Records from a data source
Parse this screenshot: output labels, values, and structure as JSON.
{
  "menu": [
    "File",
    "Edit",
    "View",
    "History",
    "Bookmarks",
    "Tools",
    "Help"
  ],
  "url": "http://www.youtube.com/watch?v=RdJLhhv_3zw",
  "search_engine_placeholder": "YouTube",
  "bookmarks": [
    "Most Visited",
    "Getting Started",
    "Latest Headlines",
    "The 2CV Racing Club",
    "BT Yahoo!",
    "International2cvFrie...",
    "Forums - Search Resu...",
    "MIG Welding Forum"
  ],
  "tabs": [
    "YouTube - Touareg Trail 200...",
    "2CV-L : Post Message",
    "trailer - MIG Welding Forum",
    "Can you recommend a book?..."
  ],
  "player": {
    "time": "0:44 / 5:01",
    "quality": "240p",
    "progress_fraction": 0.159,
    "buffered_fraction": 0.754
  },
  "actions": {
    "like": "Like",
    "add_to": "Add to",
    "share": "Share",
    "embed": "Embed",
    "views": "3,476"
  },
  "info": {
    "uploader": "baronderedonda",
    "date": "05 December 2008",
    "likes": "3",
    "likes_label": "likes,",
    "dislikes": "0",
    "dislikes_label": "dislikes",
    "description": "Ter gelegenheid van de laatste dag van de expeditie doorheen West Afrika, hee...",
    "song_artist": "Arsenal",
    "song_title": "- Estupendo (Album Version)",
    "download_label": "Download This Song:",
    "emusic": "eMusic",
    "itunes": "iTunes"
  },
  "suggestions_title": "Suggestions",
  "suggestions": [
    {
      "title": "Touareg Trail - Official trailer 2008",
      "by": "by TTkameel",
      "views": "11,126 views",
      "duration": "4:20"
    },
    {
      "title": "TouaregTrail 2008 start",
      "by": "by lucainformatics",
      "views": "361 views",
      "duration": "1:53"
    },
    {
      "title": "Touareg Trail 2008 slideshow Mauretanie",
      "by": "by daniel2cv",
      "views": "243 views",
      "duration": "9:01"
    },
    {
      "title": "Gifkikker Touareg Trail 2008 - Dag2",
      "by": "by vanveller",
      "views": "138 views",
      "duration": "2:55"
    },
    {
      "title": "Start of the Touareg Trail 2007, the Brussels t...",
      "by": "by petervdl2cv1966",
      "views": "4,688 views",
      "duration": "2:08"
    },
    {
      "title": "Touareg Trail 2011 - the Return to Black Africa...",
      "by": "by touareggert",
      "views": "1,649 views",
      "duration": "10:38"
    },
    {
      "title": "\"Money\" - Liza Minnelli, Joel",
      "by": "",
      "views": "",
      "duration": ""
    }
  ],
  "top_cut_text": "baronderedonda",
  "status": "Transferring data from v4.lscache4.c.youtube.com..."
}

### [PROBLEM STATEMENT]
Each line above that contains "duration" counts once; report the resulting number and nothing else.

### [YOUR SOLUTION]
7